By Bob Beuerlein
This is the time of year when “Take Me Out to the Ball Game” is most often heard, as many of us enjoy going to a baseball game to watch America’s pastime. This is a wonderful opportunity to spend time with family and friends, enjoying an evening together while eating hot dogs, peanuts, and other food that just tastes better at the ballpark. We all know about the balls and strikes and the hits and runs associated with the game, but how many of us think of baseball as an elaborate exercise in communication? The signs and signals that coaches give to players, telling them to bunt, steal, etc., or that catchers give to pitchers to tell them whether to throw a curveball or a fastball, is akin to a sophisticated form of cryptography.
Like baseball players who must learn to communicate effectively if they are going to play in the major leagues, so also professional actuaries must develop advanced communication abilities to be effective. Actuaries are experts at working with complex issues on a day-to-day basis and at using or developing advanced techniques to address these issues. We all know actuaries who are very good at using these advanced techniques but struggle with being able to communicate the results. But the good news is that we can all become effective communicators with training and practice.
Some people may say that actuaries work with a “black box” to provide answers to complex issues. Whether it be a computer program, Excel spreadsheet, or just some musings within the actuary’s mind, a black box is characterized as a process in which information goes in and results come out—with little transparency around the workings of the process. A magician takes immense pride in using a black-box process that allows him to pull a rabbit out of his hat, much to the amazement of the audience. But actuaries should not be viewed as magicians.

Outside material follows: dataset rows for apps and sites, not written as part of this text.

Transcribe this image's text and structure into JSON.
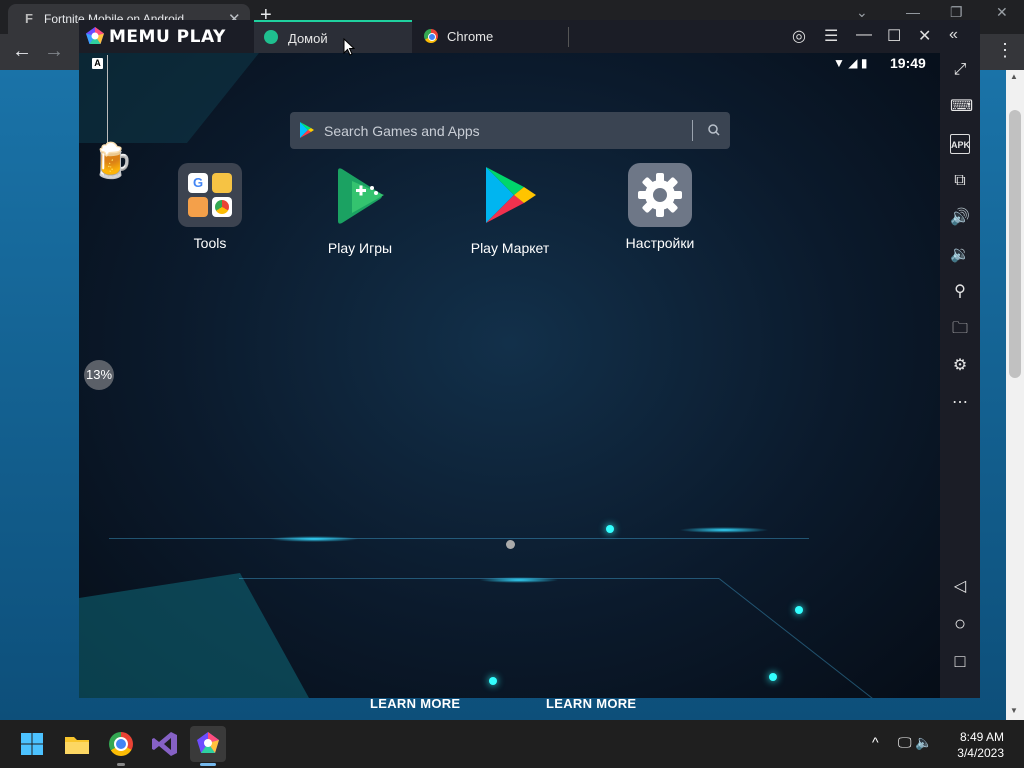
{
  "browser": {
    "tab_title": "Fortnite Mobile on Android",
    "tab_favicon_glyph": "F",
    "new_tab_glyph": "+",
    "close_glyph": "✕",
    "back_glyph": "←",
    "forward_glyph": "→",
    "menu_glyph": "⋮",
    "win_minimize_glyph": "—",
    "win_maximize_glyph": "❐",
    "win_close_glyph": "✕",
    "win_collapse_glyph": "⌄",
    "learn_more_1": "LEARN MORE",
    "learn_more_2": "LEARN MORE"
  },
  "memu": {
    "logo_text": "MEMU PLAY",
    "tabs": [
      {
        "label": "Домой",
        "icon": "memu-home-icon",
        "active": true
      },
      {
        "label": "Chrome",
        "icon": "chrome-icon",
        "active": false
      }
    ],
    "title_controls": {
      "account": "◎",
      "menu": "☰",
      "minimize": "—",
      "maximize": "☐",
      "close": "✕",
      "collapse": "«"
    },
    "status_bar": {
      "keyboard_badge": "A",
      "time": "19:49"
    },
    "search": {
      "placeholder": "Search Games and Apps"
    },
    "apps": [
      {
        "label": "Tools",
        "icon": "tools-folder-icon"
      },
      {
        "label": "Play Игры",
        "icon": "play-games-icon"
      },
      {
        "label": "Play Маркет",
        "icon": "play-store-icon"
      },
      {
        "label": "Настройки",
        "icon": "settings-gear-icon"
      }
    ],
    "boost_percent": "13%",
    "sidebar": [
      {
        "name": "fullscreen-icon",
        "glyph": "⤢"
      },
      {
        "name": "keyboard-icon",
        "glyph": "⌨"
      },
      {
        "name": "apk-icon",
        "glyph": "APK"
      },
      {
        "name": "multi-instance-icon",
        "glyph": "⧉"
      },
      {
        "name": "volume-up-icon",
        "glyph": "🔊"
      },
      {
        "name": "volume-down-icon",
        "glyph": "🔉"
      },
      {
        "name": "location-icon",
        "glyph": "⚲"
      },
      {
        "name": "folder-icon",
        "glyph": "🗀"
      },
      {
        "name": "settings-icon",
        "glyph": "⚙"
      },
      {
        "name": "more-icon",
        "glyph": "⋯"
      },
      {
        "name": "back-nav-icon",
        "glyph": "◁"
      },
      {
        "name": "home-nav-icon",
        "glyph": "○"
      },
      {
        "name": "recents-nav-icon",
        "glyph": "□"
      }
    ]
  },
  "taskbar": {
    "apps": [
      {
        "name": "start-button",
        "icon": "windows-icon"
      },
      {
        "name": "file-explorer",
        "icon": "folder-icon"
      },
      {
        "name": "chrome",
        "icon": "chrome-icon"
      },
      {
        "name": "visual-studio",
        "icon": "visual-studio-icon"
      },
      {
        "name": "memu",
        "icon": "memu-icon"
      }
    ],
    "tray_chevron": "^",
    "clock_time": "8:49 AM",
    "clock_date": "3/4/2023"
  },
  "colors": {
    "memu_accent": "#1fd1a0",
    "taskbar_active": "#76b9ed"
  }
}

Indeed, actuaries have an obligation to dispel any perception that they use a “black box.” Further, actuaries need to turn this black box into a “glass box.” Precept 4 of the Code of Professional Conduct states: “An Actuary who issues an Actuarial Communication shall take appropriate steps to ensure that the Actuarial Communication is clear and appropriate to the circumstances and its intended audience, and satisfies applicable standards of practice.”
How can we achieve this objective of making our communications clear—of creating a glass box around our work—and why is it so important to our profession? The Dalai Lama is credited with the quotation, “A lack of transparency results in distrust and a deep sense of insecurity.” A corollary to this idea is that transparency can lead to trust and a sense of security. Actuaries have earned the trust of the public over the years, and maintaining this trust is imperative to fulfilling the profession’s responsibility to the public. Just as baseball players adapt to different game conditions, so must actuaries adapt to the environment in which they operate to create this glass box.
Actuaries work with complex issues, and they must communicate their results and findings to a wide variety of audiences. Although communicating in various conditions and environments is something of an art, it is also a skill. Many skills can be learned and developed with practice by people who are willing to devote the time and effort. Actuaries should view this challenge of putting a glass box around their work as a skill that can be learned and developed through training, practice, and working with others. Whether it be explaining a technical spreadsheet to fellow actuaries or making a comprehensive presentation to senior management, a glass-box approach builds understanding and trust with your audience.
So, the next time you turn on a baseball game on TV, watch for the intricate series of signs that the coaches and players are giving, and think about how they’re effectively communicating with one another. Then think of your communications at work: Are you communicating as though all of your results come out of a black box, or are you effectively communicating with a glass-box approach? I think you’ll hit a home run if you use your glass box.